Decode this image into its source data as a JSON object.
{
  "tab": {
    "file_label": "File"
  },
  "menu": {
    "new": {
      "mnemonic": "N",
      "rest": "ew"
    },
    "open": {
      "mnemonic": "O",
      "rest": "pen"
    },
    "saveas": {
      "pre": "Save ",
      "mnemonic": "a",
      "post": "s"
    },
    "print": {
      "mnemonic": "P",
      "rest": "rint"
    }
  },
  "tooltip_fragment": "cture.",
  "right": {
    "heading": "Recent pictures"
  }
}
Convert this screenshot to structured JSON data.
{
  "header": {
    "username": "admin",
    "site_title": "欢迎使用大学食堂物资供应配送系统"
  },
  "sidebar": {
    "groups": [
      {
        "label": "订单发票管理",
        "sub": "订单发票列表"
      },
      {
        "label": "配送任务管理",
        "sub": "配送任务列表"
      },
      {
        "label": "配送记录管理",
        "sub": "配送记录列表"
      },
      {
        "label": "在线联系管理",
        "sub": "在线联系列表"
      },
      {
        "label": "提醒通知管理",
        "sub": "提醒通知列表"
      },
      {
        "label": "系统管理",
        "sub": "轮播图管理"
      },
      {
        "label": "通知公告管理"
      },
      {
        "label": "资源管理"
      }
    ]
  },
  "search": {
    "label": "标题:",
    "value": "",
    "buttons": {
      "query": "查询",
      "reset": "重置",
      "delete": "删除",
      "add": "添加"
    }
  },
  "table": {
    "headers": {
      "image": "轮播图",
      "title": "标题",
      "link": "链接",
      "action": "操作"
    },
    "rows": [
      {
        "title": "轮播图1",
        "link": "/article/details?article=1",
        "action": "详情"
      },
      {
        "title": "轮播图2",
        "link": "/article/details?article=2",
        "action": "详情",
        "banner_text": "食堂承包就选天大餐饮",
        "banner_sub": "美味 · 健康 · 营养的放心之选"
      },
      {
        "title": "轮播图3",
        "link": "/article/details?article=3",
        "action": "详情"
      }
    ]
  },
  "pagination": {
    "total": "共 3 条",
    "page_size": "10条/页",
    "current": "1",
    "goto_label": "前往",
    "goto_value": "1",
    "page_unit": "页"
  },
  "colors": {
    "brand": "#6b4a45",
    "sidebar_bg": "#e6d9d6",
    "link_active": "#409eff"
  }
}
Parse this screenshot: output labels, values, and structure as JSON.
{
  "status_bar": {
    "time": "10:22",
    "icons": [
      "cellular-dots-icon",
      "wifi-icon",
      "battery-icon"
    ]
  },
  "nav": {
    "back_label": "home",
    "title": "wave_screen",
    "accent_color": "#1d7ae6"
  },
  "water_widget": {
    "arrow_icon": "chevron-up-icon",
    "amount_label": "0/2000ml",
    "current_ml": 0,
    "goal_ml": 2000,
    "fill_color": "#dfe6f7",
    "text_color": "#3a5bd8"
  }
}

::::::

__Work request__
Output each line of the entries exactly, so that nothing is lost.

__Completed exercise__
Decode this image into its source data as a JSON object.
{
  "tab": {
    "file_label": "File"
  },
  "menu": {
    "new": {
      "mnemonic": "N",
      "rest": "ew"
    },
    "open": {
      "mnemonic": "O",
      "rest": "pen"
    },
    "saveas": {
      "pre": "Save ",
      "mnemonic": "a",
      "post": "s"
    },
    "print": {
      "mnemonic": "P",
      "rest": "rint"
    }
  },
  "tooltip_fragment": "cture.",
  "right": {
    "heading": "Recent pictures"
  }
}
Convert this screenshot to structured JSON data.
{
  "header": {
    "username": "admin",
    "site_title": "欢迎使用大学食堂物资供应配送系统"
  },
  "sidebar": {
    "groups": [
      {
        "label": "订单发票管理",
        "sub": "订单发票列表"
      },
      {
        "label": "配送任务管理",
        "sub": "配送任务列表"
      },
      {
        "label": "配送记录管理",
        "sub": "配送记录列表"
      },
      {
        "label": "在线联系管理",
        "sub": "在线联系列表"
      },
      {
        "label": "提醒通知管理",
        "sub": "提醒通知列表"
      },
      {
        "label": "系统管理",
        "sub": "轮播图管理"
      },
      {
        "label": "通知公告管理"
      },
      {
        "label": "资源管理"
      }
    ]
  },
  "search": {
    "label": "标题:",
    "value": "",
    "buttons": {
      "query": "查询",
      "reset": "重置",
      "delete": "删除",
      "add": "添加"
    }
  },
  "table": {
    "headers": {
      "image": "轮播图",
      "title": "标题",
      "link": "链接",
      "action": "操作"
    },
    "rows": [
      {
        "title": "轮播图1",
        "link": "/article/details?article=1",
        "action": "详情"
      },
      {
        "title": "轮播图2",
        "link": "/article/details?article=2",
        "action": "详情",
        "banner_text": "食堂承包就选天大餐饮",
        "banner_sub": "美味 · 健康 · 营养的放心之选"
      },
      {
        "title": "轮播图3",
        "link": "/article/details?article=3",
        "action": "详情"
      }
    ]
  },
  "pagination": {
    "total": "共 3 条",
    "page_size": "10条/页",
    "current": "1",
    "goto_label": "前往",
    "goto_value": "1",
    "page_unit": "页"
  },
  "colors": {
    "brand": "#6b4a45",
    "sidebar_bg": "#e6d9d6",
    "link_active": "#409eff"
  }
}
Parse this screenshot: output labels, values, and structure as JSON.
{
  "status_bar": {
    "time": "10:22",
    "icons": [
      "cellular-dots-icon",
      "wifi-icon",
      "battery-icon"
    ]
  },
  "nav": {
    "back_label": "home",
    "title": "wave_screen",
    "accent_color": "#1d7ae6"
  },
  "water_widget": {
    "arrow_icon": "chevron-up-icon",
    "amount_label": "0/2000ml",
    "current_ml": 0,
    "goal_ml": 2000,
    "fill_color": "#dfe6f7",
    "text_color": "#3a5bd8"
  }
}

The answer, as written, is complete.